━━ Records supplied

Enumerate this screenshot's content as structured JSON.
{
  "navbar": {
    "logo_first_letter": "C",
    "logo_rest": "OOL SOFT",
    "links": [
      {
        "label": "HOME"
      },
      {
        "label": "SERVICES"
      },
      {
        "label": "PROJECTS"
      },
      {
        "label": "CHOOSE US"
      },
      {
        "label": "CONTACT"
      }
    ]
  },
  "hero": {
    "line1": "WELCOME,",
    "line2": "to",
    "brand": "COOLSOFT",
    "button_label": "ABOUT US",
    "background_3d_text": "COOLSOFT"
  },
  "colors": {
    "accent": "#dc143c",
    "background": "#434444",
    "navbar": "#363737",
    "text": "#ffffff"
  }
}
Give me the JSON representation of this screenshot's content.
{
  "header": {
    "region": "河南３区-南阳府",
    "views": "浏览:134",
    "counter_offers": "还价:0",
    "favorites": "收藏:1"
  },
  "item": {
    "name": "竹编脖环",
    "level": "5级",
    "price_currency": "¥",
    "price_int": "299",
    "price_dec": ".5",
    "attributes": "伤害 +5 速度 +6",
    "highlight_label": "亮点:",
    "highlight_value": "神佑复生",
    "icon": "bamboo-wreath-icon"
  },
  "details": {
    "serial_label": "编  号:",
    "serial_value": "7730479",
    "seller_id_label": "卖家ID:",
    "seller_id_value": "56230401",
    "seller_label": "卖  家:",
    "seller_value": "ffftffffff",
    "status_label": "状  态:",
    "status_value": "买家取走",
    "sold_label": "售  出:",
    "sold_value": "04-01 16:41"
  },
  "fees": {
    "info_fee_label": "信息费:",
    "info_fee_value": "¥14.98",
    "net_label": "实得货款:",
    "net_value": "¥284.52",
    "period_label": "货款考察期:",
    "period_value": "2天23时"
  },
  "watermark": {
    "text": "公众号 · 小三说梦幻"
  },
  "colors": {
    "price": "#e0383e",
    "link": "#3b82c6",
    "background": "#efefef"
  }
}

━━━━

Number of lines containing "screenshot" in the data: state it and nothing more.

• Written solution
2